Hosseini’s hangdog expressions, particularly in silent closeups, have the ragged, carved-from-sheetrock beauty of Benicio del Toro when his characters are struggling towards self-knowledge and not quite getting there. Jafarian matches him, doing a lot with a part that turns out to be a lot deeper and trickier than the film’s opening scenes indicate. There are a lot of secrets being held in deep vaults by both parties, and part of the movie’s delicate balancing act is figuring out how much to give you, and when, and letting you arrive at correct conclusions or jump to incorrect ones.
There’s a sociological or anthropological component happening in the margins: this is also a movie about being foreign born and nonwhite in a white-run, English speaking country, and while this never overwhelms the main story, it informs it, particularly in scenes where the couple interacts with a white police officer (Michael Graham) and a Black homeless man (Elester Latham) whose disheveled appearance and unnerving approach trigger feelings of class anxiety in the couple, and momentarily prevent them from figuring out that he might have something important to tell them.
George Maguire’s performance as the hotel’s night manager is a standout in a cast filled with gems. He has one of those mellifluous voices that seizes control of a movie the instant you hear it—a honeyed tenor verging on baritone, the voice of a narrator in a very old Hollywood movie—and it echoes in your imagination for the rest of its running time even when he’s not onscreen (like Zelda Rubinstein in “Poltergeist,” whose delighted “This house is cleansed,” once heard, never leaves the mind).
There are two or three moments where you might worry that “The Night” is overplaying its hand or overstaying its welcome, but these turn out to be setups for yet another feint, jab, or knockout punch. The final five minutes is assured a finale as any I’ve seen, and the final few shots are bracingly uncompromising, practically a gauntlet thrown down to viewers who treat moviegoing mainly as a chance to outsmart the storytellers.

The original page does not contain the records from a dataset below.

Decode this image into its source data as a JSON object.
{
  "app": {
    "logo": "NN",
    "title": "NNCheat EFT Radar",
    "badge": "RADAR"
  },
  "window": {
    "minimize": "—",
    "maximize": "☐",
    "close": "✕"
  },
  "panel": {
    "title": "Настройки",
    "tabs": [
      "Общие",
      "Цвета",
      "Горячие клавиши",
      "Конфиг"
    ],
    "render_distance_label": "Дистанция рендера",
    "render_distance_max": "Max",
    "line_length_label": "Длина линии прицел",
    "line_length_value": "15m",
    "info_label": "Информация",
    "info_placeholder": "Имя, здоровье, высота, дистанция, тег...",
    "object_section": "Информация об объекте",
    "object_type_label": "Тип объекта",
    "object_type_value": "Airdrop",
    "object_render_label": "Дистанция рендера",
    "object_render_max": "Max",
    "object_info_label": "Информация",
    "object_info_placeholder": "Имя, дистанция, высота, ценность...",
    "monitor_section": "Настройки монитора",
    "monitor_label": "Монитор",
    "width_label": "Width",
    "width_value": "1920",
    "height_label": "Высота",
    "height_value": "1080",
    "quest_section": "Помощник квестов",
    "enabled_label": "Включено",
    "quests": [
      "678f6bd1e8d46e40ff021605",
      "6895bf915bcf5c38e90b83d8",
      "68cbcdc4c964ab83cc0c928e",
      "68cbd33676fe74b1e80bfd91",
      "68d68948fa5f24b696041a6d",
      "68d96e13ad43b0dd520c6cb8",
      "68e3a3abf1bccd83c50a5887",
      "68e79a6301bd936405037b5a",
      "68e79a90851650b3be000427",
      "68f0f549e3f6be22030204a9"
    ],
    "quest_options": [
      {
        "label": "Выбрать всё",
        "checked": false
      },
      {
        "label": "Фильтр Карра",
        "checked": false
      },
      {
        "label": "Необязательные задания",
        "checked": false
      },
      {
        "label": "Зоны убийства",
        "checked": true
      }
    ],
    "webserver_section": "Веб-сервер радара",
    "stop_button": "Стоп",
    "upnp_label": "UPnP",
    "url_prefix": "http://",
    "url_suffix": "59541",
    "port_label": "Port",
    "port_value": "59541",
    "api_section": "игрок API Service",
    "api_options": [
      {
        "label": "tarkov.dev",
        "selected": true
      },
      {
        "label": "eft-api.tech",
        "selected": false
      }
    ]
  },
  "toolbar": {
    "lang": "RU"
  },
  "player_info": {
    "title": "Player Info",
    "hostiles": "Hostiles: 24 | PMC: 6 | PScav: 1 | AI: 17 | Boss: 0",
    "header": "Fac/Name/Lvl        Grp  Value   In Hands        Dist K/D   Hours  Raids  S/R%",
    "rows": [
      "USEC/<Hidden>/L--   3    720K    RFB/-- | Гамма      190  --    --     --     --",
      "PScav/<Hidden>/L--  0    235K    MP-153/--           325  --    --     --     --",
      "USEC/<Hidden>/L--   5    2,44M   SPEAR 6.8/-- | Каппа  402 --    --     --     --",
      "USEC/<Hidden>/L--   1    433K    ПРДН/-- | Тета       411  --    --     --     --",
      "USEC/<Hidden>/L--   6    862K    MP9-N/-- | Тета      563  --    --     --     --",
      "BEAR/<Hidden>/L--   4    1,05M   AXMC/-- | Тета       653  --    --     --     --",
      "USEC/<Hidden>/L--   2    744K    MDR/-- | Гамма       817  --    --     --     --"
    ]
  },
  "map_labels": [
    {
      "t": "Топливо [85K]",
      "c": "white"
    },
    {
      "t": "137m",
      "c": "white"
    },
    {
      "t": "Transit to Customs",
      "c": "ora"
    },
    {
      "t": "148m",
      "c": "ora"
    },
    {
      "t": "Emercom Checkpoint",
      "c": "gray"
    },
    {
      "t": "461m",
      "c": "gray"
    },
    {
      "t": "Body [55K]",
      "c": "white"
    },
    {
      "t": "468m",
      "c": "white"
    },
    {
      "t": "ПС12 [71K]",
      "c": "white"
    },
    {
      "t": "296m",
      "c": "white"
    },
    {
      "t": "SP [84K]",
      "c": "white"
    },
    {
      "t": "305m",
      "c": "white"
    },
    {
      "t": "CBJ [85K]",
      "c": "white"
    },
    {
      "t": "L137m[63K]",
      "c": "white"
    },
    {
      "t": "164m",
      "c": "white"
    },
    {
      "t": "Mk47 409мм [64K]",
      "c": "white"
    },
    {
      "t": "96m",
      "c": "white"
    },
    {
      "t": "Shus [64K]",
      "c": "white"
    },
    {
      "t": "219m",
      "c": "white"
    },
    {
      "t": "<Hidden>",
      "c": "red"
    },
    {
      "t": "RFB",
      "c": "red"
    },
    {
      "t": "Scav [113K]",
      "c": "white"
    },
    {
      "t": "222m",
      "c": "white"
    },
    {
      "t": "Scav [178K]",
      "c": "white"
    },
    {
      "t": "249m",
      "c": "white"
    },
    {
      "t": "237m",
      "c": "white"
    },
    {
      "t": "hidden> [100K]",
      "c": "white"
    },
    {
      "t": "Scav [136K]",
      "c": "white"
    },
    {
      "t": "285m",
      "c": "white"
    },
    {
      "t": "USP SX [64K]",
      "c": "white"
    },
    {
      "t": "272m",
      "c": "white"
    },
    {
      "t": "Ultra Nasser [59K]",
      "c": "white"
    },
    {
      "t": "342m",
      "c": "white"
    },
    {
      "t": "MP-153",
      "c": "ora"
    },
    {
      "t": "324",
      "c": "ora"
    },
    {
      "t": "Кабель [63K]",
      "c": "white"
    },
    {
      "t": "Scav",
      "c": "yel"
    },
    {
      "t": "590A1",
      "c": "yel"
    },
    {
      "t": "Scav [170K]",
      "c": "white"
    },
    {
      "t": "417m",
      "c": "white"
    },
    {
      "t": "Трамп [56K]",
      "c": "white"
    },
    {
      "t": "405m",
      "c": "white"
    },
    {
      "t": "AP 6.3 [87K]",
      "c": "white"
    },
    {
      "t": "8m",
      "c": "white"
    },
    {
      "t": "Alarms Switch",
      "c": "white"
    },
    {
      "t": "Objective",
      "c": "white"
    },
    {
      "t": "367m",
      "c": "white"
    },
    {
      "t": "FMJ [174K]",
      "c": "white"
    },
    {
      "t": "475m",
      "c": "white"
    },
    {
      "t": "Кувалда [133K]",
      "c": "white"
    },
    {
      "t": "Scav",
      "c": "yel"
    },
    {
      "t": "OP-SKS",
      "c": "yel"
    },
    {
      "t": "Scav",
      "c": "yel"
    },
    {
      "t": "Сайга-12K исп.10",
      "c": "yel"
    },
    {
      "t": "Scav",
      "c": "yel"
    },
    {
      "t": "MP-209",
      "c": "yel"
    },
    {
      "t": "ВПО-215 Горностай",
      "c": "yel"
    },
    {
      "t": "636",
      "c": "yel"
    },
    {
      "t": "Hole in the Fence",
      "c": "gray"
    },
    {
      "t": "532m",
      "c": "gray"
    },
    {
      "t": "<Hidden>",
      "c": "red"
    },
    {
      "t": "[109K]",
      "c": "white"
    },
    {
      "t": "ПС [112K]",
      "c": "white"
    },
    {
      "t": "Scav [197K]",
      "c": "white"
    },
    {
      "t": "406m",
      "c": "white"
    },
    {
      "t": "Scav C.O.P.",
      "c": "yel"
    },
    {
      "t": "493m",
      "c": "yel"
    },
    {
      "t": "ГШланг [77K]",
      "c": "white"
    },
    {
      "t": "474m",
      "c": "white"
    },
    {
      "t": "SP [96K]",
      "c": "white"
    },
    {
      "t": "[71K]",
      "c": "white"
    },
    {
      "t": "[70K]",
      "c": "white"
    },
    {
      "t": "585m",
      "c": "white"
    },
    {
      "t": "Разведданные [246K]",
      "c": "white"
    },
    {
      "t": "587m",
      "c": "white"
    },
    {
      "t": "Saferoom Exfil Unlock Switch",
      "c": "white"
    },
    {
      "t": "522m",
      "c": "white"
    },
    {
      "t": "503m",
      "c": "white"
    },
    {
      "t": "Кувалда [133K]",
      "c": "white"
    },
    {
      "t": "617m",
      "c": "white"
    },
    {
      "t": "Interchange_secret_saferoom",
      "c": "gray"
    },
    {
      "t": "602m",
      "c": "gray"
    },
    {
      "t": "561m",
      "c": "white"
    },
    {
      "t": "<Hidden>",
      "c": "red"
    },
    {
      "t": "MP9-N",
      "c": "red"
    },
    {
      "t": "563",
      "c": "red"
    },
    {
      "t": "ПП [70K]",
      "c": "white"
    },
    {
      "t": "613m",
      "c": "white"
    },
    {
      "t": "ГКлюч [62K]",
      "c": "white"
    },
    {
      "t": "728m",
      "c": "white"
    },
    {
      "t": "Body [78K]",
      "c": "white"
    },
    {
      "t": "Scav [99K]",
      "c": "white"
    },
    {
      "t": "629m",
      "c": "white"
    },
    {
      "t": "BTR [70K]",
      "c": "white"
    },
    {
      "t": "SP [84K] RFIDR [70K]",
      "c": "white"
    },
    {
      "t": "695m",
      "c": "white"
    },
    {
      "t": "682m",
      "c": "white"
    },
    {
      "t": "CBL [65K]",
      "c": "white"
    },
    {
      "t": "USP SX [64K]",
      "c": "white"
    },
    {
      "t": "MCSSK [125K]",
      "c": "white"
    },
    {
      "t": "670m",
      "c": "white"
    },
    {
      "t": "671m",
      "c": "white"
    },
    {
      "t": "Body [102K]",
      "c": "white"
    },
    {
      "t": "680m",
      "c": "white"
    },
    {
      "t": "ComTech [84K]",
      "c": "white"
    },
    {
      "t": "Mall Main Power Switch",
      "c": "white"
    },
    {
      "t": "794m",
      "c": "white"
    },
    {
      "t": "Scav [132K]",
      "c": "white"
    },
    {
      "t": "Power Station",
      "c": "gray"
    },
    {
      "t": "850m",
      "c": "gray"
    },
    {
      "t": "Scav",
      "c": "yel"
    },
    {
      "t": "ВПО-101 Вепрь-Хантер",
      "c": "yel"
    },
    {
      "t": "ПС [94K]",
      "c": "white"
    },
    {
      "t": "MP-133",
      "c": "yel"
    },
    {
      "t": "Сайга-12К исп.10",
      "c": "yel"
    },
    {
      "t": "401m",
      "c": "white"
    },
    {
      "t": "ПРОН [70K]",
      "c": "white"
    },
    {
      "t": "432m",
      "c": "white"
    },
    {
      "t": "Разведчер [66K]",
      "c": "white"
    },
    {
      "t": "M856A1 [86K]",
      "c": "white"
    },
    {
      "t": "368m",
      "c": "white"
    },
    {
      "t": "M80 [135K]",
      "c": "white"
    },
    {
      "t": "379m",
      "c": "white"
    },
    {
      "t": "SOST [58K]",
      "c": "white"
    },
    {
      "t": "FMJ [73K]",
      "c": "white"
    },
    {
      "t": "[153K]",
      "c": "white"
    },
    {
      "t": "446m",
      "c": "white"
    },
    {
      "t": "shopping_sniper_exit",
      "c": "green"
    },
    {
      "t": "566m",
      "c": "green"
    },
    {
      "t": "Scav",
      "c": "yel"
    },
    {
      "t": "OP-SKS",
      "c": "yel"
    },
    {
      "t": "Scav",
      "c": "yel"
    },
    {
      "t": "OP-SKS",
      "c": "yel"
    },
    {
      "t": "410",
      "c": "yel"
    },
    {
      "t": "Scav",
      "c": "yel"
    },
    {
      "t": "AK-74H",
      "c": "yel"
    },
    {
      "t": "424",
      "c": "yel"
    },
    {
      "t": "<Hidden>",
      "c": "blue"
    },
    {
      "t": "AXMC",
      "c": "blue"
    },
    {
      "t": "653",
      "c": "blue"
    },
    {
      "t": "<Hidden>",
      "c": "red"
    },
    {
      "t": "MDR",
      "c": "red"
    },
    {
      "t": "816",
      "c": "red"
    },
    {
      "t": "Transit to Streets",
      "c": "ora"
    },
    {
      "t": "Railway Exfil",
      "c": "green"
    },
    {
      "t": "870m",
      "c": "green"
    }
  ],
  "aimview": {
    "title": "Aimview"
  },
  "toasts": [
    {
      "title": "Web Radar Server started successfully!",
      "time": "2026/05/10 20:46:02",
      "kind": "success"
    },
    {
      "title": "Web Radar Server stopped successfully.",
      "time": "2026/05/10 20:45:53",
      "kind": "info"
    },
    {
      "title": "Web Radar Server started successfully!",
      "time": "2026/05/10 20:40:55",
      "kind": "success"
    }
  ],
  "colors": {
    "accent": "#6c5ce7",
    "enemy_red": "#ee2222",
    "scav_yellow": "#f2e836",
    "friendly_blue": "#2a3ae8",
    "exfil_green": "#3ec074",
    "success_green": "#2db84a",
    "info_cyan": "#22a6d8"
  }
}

This is not the kind of movie you try to outsmart. It’s not a puzzle. It’s something else: the kind of movie you see and think about and argue about, knowing that there’s no correct answer to “What happened?” or “What does it mean?” It’s as if “The Night” is constantly playing on what we think we know about this kind of movie and recalibrating its approach in every scene to keep us as unsettled as its lead couple, who checked into the marriage crisis equivalent of the Hotel California and worry that they might never leave.